In an allergic reaction mast cells degranulate, but survive the process and can be reactivated to respond to a subsequent allergen challenge by mechanisms that remain unclear. In December Journal of Experimental Medicine, Zou Xiang and colleagues from Uppsala University, Sweden, show that the A1 gene is central to FcεRI-induced mast cell survival, while having no obvious role in mast cell development.

Xiang et al. used cultured murine mast cells and observed that A1-deficient mast cells released granule mediators similar to the wild-type control, but did not survive an allergic activation. In addition, sensitised A1-/- mice had fewer mast cells following allergen challenge, compared with littermate controls (J Exp Med 2001, 194:1561-1570).

"The challenge is now to determine whether A1 can be used as a target for the development of new allergy therapies.
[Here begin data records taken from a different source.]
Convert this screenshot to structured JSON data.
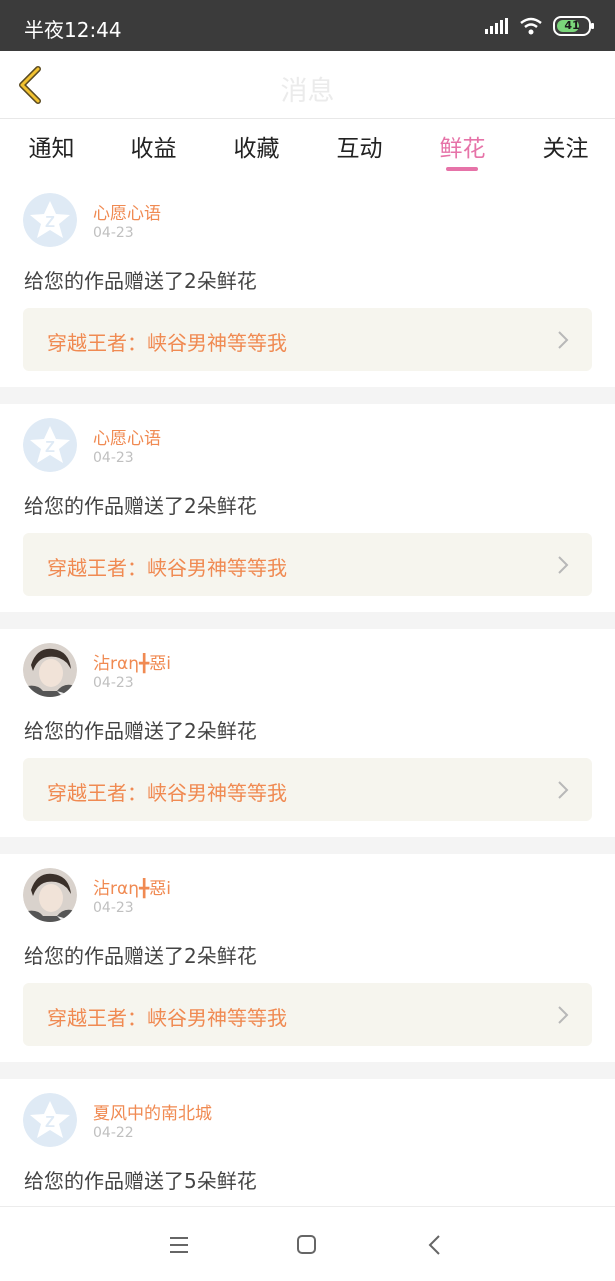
{
  "status_bar": {
    "time": "半夜12:44",
    "battery": "41",
    "icons": [
      "signal-icon",
      "wifi-icon",
      "battery-icon"
    ]
  },
  "header": {
    "title": "消息",
    "back_icon": "chevron-left-icon"
  },
  "tabs": [
    {
      "label": "通知",
      "active": false
    },
    {
      "label": "收益",
      "active": false
    },
    {
      "label": "收藏",
      "active": false
    },
    {
      "label": "互动",
      "active": false
    },
    {
      "label": "鲜花",
      "active": true
    },
    {
      "label": "关注",
      "active": false
    }
  ],
  "messages": [
    {
      "username": "心愿心语",
      "date": "04-23",
      "text": "给您的作品赠送了2朵鲜花",
      "work": "穿越王者：峡谷男神等等我",
      "avatar": "default-avatar"
    },
    {
      "username": "心愿心语",
      "date": "04-23",
      "text": "给您的作品赠送了2朵鲜花",
      "work": "穿越王者：峡谷男神等等我",
      "avatar": "default-avatar"
    },
    {
      "username": "沾rαη╋惡i",
      "date": "04-23",
      "text": "给您的作品赠送了2朵鲜花",
      "work": "穿越王者：峡谷男神等等我",
      "avatar": "photo-avatar"
    },
    {
      "username": "沾rαη╋惡i",
      "date": "04-23",
      "text": "给您的作品赠送了2朵鲜花",
      "work": "穿越王者：峡谷男神等等我",
      "avatar": "photo-avatar"
    },
    {
      "username": "夏风中的南北城",
      "date": "04-22",
      "text": "给您的作品赠送了5朵鲜花",
      "work": "",
      "avatar": "default-avatar"
    }
  ],
  "colors": {
    "accent": "#e673a8",
    "username": "#f08a52",
    "link_bg": "#f6f5ee",
    "status_bar": "#3b3b3b"
  },
  "nav_bar": {
    "icons": [
      "menu-icon",
      "home-icon",
      "back-icon"
    ]
  }
}
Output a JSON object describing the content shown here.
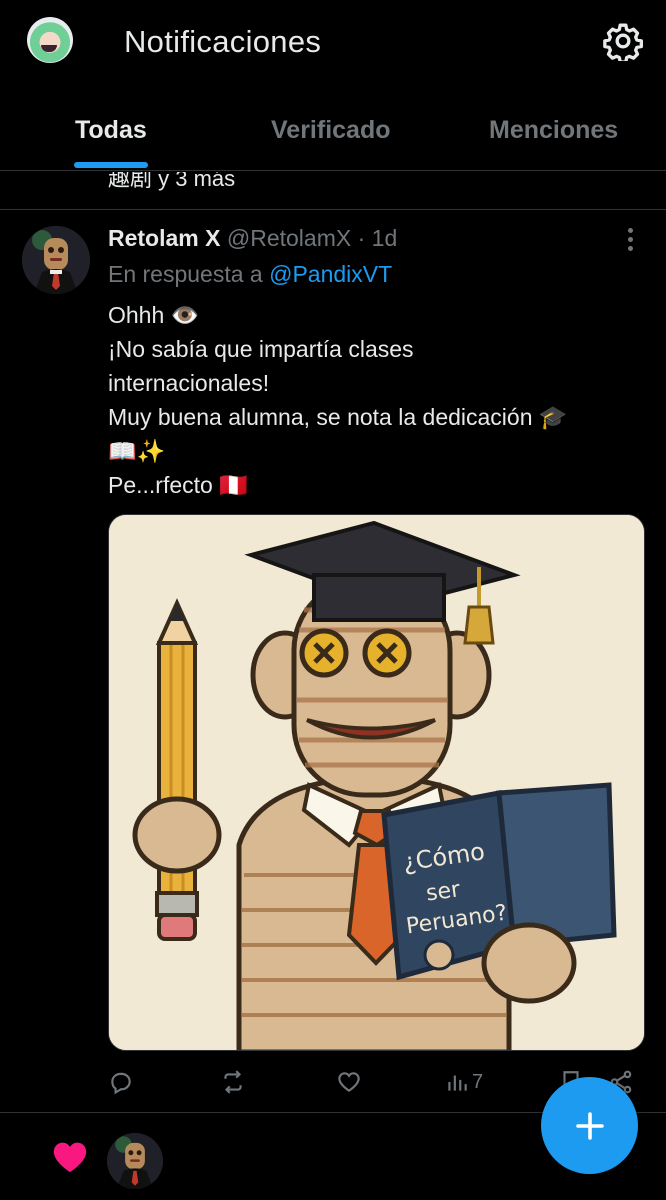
{
  "header": {
    "title": "Notificaciones",
    "settings_icon": "gear-icon"
  },
  "tabs": [
    {
      "label": "Todas",
      "active": true
    },
    {
      "label": "Verificado",
      "active": false
    },
    {
      "label": "Menciones",
      "active": false
    }
  ],
  "previous_snippet": "趣剧 y 3 más",
  "post": {
    "author_name": "Retolam X",
    "author_handle": "@RetolamX",
    "separator": "·",
    "time": "1d",
    "reply_label": "En respuesta a",
    "reply_to": "@PandixVT",
    "lines": [
      "Ohhh 👁️",
      "¡No sabía que impartía clases",
      "internacionales!",
      "Muy buena alumna, se nota la dedicación 🎓",
      "📖✨",
      "Pe...rfecto 🇵🇪"
    ],
    "image_text": {
      "book_line1": "¿Cómo",
      "book_line2": "ser",
      "book_line3": "Peruano?"
    },
    "stats": {
      "views": "7"
    }
  },
  "fab_icon": "plus-icon",
  "colors": {
    "accent": "#1d9bf0",
    "background": "#000000",
    "text_primary": "#e7e9ea",
    "text_secondary": "#71767b",
    "like_pink": "#f91880"
  }
}
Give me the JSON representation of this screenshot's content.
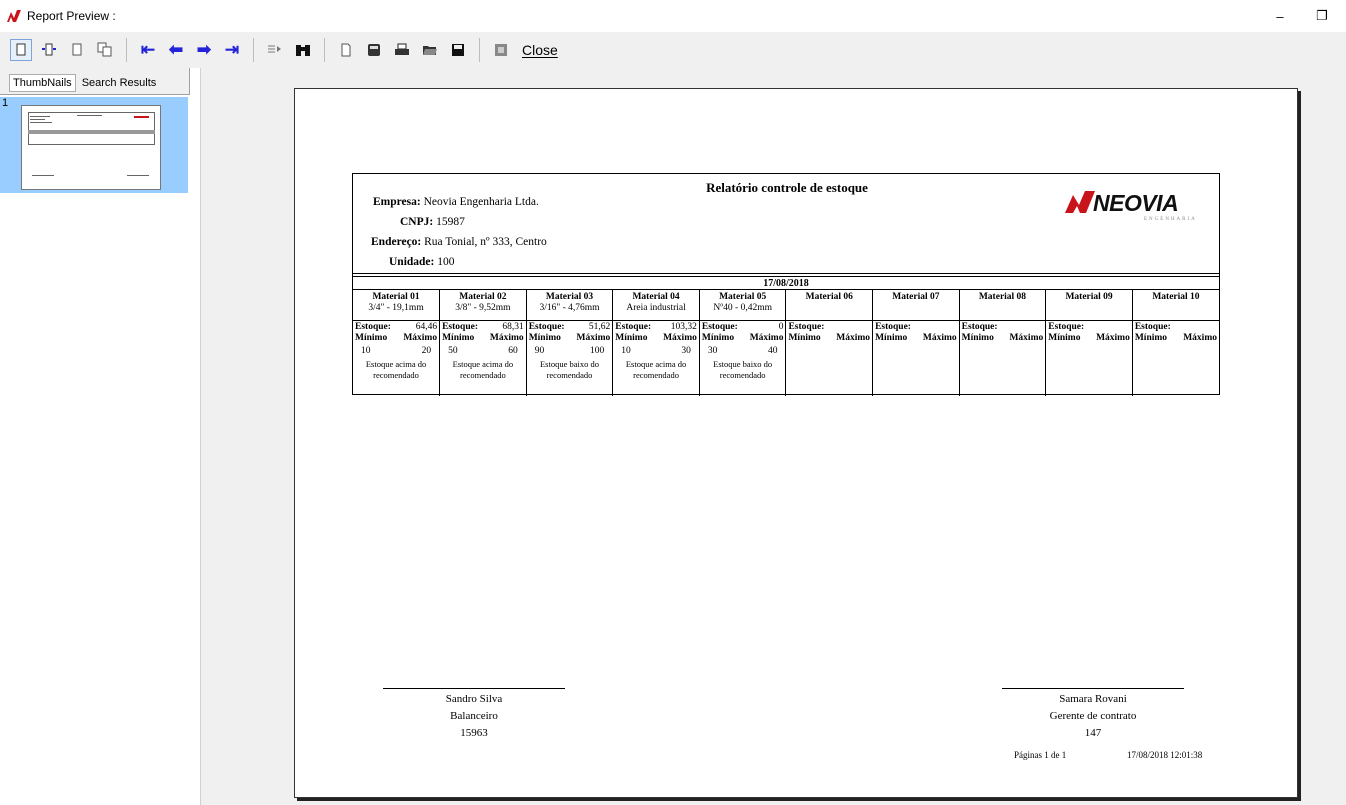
{
  "window": {
    "title": "Report Preview :",
    "minimize": "–",
    "restore": "❐"
  },
  "toolbar": {
    "close_label": "Close"
  },
  "left_panel": {
    "tabs": [
      "ThumbNails",
      "Search Results"
    ],
    "thumb_number": "1"
  },
  "report": {
    "title": "Relatório controle de estoque",
    "info": [
      {
        "label": "Empresa:",
        "value": "Neovia Engenharia Ltda."
      },
      {
        "label": "CNPJ:",
        "value": "15987"
      },
      {
        "label": "Endereço:",
        "value": "Rua Tonial, nº 333, Centro"
      },
      {
        "label": "Unidade:",
        "value": "100"
      }
    ],
    "logo": {
      "name": "NEOVIA",
      "sub": "ENGENHARIA"
    },
    "date": "17/08/2018",
    "stock_label": "Estoque:",
    "min_label": "Mínimo",
    "max_label": "Máximo",
    "materials": [
      {
        "name": "Material 01",
        "spec": "3/4\" - 19,1mm",
        "stock": "64,46",
        "min": "10",
        "max": "20",
        "status_line1": "Estoque acima do",
        "status_line2": "recomendado"
      },
      {
        "name": "Material 02",
        "spec": "3/8\" - 9,52mm",
        "stock": "68,31",
        "min": "50",
        "max": "60",
        "status_line1": "Estoque acima do",
        "status_line2": "recomendado"
      },
      {
        "name": "Material 03",
        "spec": "3/16\" - 4,76mm",
        "stock": "51,62",
        "min": "90",
        "max": "100",
        "status_line1": "Estoque baixo do",
        "status_line2": "recomendado"
      },
      {
        "name": "Material 04",
        "spec": "Areia industrial",
        "stock": "103,32",
        "min": "10",
        "max": "30",
        "status_line1": "Estoque acima do",
        "status_line2": "recomendado"
      },
      {
        "name": "Material 05",
        "spec": "Nº40 - 0,42mm",
        "stock": "0",
        "min": "30",
        "max": "40",
        "status_line1": "Estoque baixo do",
        "status_line2": "recomendado"
      },
      {
        "name": "Material 06",
        "spec": "",
        "stock": "",
        "min": "",
        "max": "",
        "status_line1": "",
        "status_line2": ""
      },
      {
        "name": "Material 07",
        "spec": "",
        "stock": "",
        "min": "",
        "max": "",
        "status_line1": "",
        "status_line2": ""
      },
      {
        "name": "Material 08",
        "spec": "",
        "stock": "",
        "min": "",
        "max": "",
        "status_line1": "",
        "status_line2": ""
      },
      {
        "name": "Material 09",
        "spec": "",
        "stock": "",
        "min": "",
        "max": "",
        "status_line1": "",
        "status_line2": ""
      },
      {
        "name": "Material 10",
        "spec": "",
        "stock": "",
        "min": "",
        "max": "",
        "status_line1": "",
        "status_line2": ""
      }
    ],
    "signatures": [
      {
        "name": "Sandro Silva",
        "role": "Balanceiro",
        "id": "15963"
      },
      {
        "name": "Samara Rovani",
        "role": "Gerente de contrato",
        "id": "147"
      }
    ],
    "footer": {
      "pages": "Páginas  1   de  1",
      "datetime": "17/08/2018 12:01:38"
    }
  }
}
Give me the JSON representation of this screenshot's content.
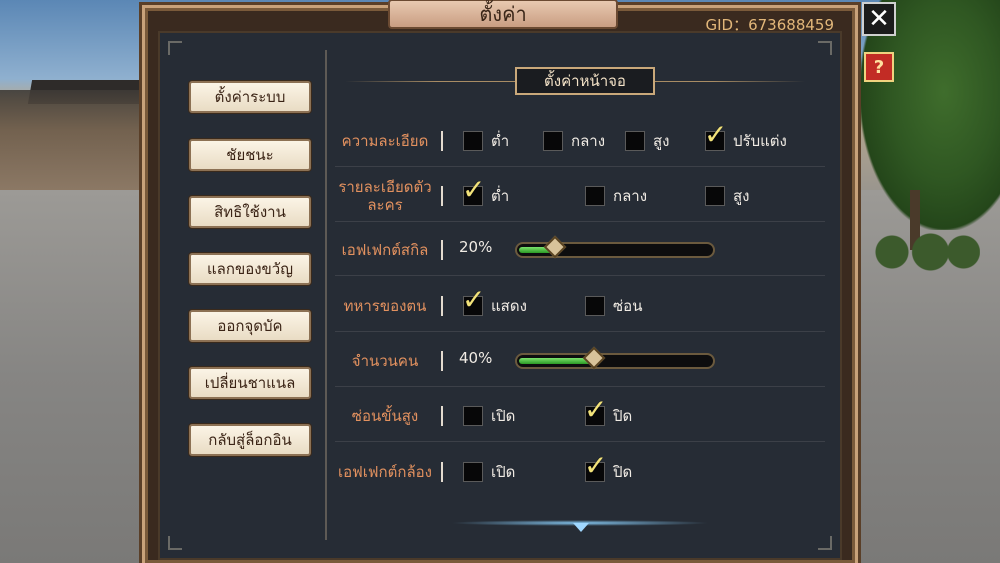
{
  "window": {
    "title": "ตั้งค่า",
    "gid_label": "GID：673688459"
  },
  "menu": [
    {
      "label": "ตั้งค่าระบบ"
    },
    {
      "label": "ชัยชนะ"
    },
    {
      "label": "สิทธิใช้งาน"
    },
    {
      "label": "แลกของขวัญ"
    },
    {
      "label": "ออกจุดบัค"
    },
    {
      "label": "เปลี่ยนชาแนล"
    },
    {
      "label": "กลับสู่ล็อกอิน"
    }
  ],
  "section": {
    "title": "ตั้งค่าหน้าจอ"
  },
  "rows": [
    {
      "label": "ความละเอียด",
      "options": [
        {
          "label": "ต่ำ",
          "checked": false
        },
        {
          "label": "กลาง",
          "checked": false
        },
        {
          "label": "สูง",
          "checked": false
        },
        {
          "label": "ปรับแต่ง",
          "checked": true
        }
      ]
    },
    {
      "label": "รายละเอียดตัวละคร",
      "options": [
        {
          "label": "ต่ำ",
          "checked": true
        },
        {
          "label": "กลาง",
          "checked": false
        },
        {
          "label": "สูง",
          "checked": false
        }
      ]
    },
    {
      "label": "เอฟเฟกต์สกิล",
      "value_label": "20%",
      "value": 0.2
    },
    {
      "label": "ทหารของตน",
      "options": [
        {
          "label": "แสดง",
          "checked": true
        },
        {
          "label": "ซ่อน",
          "checked": false
        }
      ]
    },
    {
      "label": "จำนวนคน",
      "value_label": "40%",
      "value": 0.4
    },
    {
      "label": "ซ่อนขั้นสูง",
      "options": [
        {
          "label": "เปิด",
          "checked": false
        },
        {
          "label": "ปิด",
          "checked": true
        }
      ]
    },
    {
      "label": "เอฟเฟกต์กล้อง",
      "options": [
        {
          "label": "เปิด",
          "checked": false
        },
        {
          "label": "ปิด",
          "checked": true
        }
      ]
    }
  ],
  "controls": {
    "close_symbol": "✕",
    "help_symbol": "?",
    "check_symbol": "✓"
  },
  "icons": {
    "close": "close-icon",
    "help": "help-icon",
    "scroll": "chevron-down-icon"
  },
  "colors": {
    "label_orange": "#e2915f",
    "check_yellow": "#f2e27a",
    "slider_green": "#3fbf3a"
  }
}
It is also possible that dysregulation of A1 in humans may...

Interested in reading more?

Become a Member of

Receive full access to more than 35 years of archives, as well as TS Digest, digital editions of The Scientist, feature stories, and much more!